Each year, the month of July features MRI Safety Week to raise awareness and bring focus to all MR technologists and radiologists on safe MR imaging practices. Greater Waterbury Imaging Center, GWIC, takes very seriously all concerns and possible threats that may arise from patients who encounter the strong magnet used during an MRI.

GWIC focuses on providing a safe MRI experience with policies and procedures that are strictly followed to ensure the safety of all patients. We have earned the confidence and trust of the community and physicians for providing safe and exceptional MRI services. GWIC offers safe MRI services for the body, breast, cardiac, neurological, ophthalmic, and orthopedic imaging.

What is an MRI Exam?

MRI stands for magnetic resonance imaging and is used to gather detailed images of tissues and organs within the body without using X-rays. An MRI utilizes radio waves and magnetic fields to generate images onto a computer screen. These images display injuries, abnormal conditions, and disease processes, which are reviewed by a Radiologist and assist in the treatment of a patient.

For patients who have never had an MRI, it may seem intimidating to undergo an MR imaging exam. It is important to note that an MRI procedure is completely painless, although the machine itself does make loud noises, such as knocking or tapping, during the process. Patients are given earplugs or headphones to counter the loud noises the machine makes during the MRI process, which some may find bothersome. The patient can communicate with the MRI technologist during the exam through a two-way intercom system.

For patients that experience claustrophobia, GWIC offers a non-claustrophobic MRI scanner that is wider to help ease concerns with claustrophobia.

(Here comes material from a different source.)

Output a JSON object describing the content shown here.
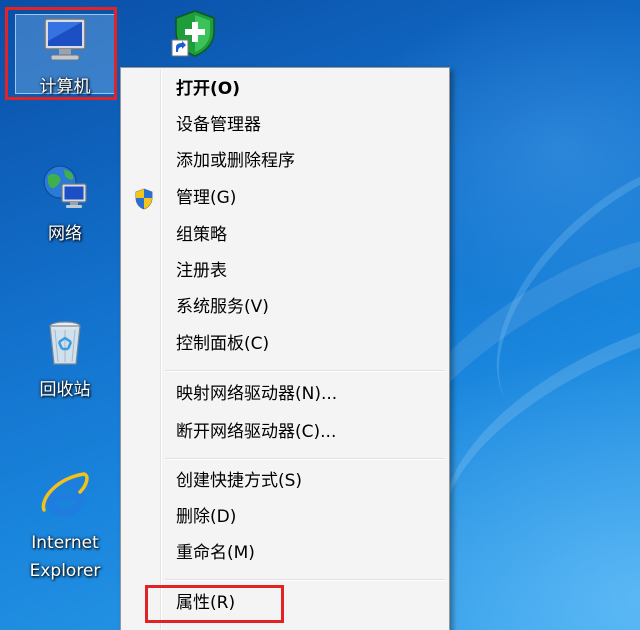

Typically, an MRI exam takes 30-60 minutes, but your MRI technologist will go over with you what to expect and how long you should expect to wait for your results.

MRI for Patients with Pacemakers

Patients that have pacemakers or cardiovascular implanted electronic devices (CIED) have been increasing in large part due to an aging society and expanded indications for their use. It is estimated that 75% of patients with a pacemaker or implantable cardiac electronic device will require an MRI at some point during their lifetime. An MRI has been contraindicated in the past for these patients due to concerns regarding the radiofrequency and powerful magnetic fields utilized during an MRI that could possibly damage the device components, deliver inappropriate shocks, trigger rapid heart pacing or inhibit proper function.

There are protocols for patients with pacemakers as the FDA approved MRI conditional pacemakers in 2011 that are considered safe for use during an MR exam.  There is information available for patients on getting an MRI with a cardiac device, and the American College of Radiology (ACR) recognizes that performing an MRI on a patient with a pacemaker should be conducted only when deemed medically necessary and properly triaged and is never considered routine. Patient needs versus risks are analyzed on a case-by-case basis, so it is important to collaborate with your medical team to determine the best and safest course of action.

GWIC offers Cardiac MRI services and more information on the benefits of a cardiac MRI.

How to Prepare for Your MRI Procedure

Knowing what to expect will help you to prepare for your MRI exam. When arriving for your MRI exam at GWIC, you will be asked to answer some questions and follow certain safety protocols. Safety screening protocols include asking about the possibility of an injury with a metal object or the possibility of metal or a foreign body in the eye. Other concerns include patient diseases like kidney disease, hypertension, or diabetes. Your MRI technologists need to know if you have had any surgically implanted or removable medical devices.

Some questions you can expect before your exam include:

  • If you have any artificial body parts or implants
  • Any detachable body parts such as limbs, hearing aids, pumps, staples, etc.
  • Allergic reactions to dyes
  • Any mechanical devices such as stimulators or magnetic implants
  • If you use dentures or partials
  • If you have certain tattoos, such as eyeliner

Before your MRI exam, you will be asked to:

  • Remove all jewelry, including body jewelry and watches
  • Remove all hair clips or bobby pins
  • Wear loose-fitting clothing
  • Remove dentures, dental plates, or false teeth
  • Remove hearing aids and take off eyeglasses
  • Remove any magnetic cosmetics such as eyelashes
  • Remove any clothing that may have metal

MRI technologists at GWIC follow a meticulous safety checklist such as this Safety Screening Form issued by the ACR along with our own inclusive safety checklist to cover all these safety concerns and more with you during your appointment. We have been following additional strict safety standards to keep patients and staff safe during the COVID-19 pandemic.

Having an MRI exam can be concerning for patients who do not know what to expect.  GWIC staff always have the patient’s safety and comfort in mind and are committed to providing an exceptional MRI experience.  Learn more about Preparing for Your MRI and what to expect during your appointment.

GWIC offers a team of experienced MRI technologists and radiologists with a commitment to patient’s health, safety, and comfort. As a comprehensive medical imaging center with expertise in MRI exams, our team can assist you with how to prepare and what to expect during your MRI. Contact us with any questions and to schedule your next MRI exam with confidence in safety.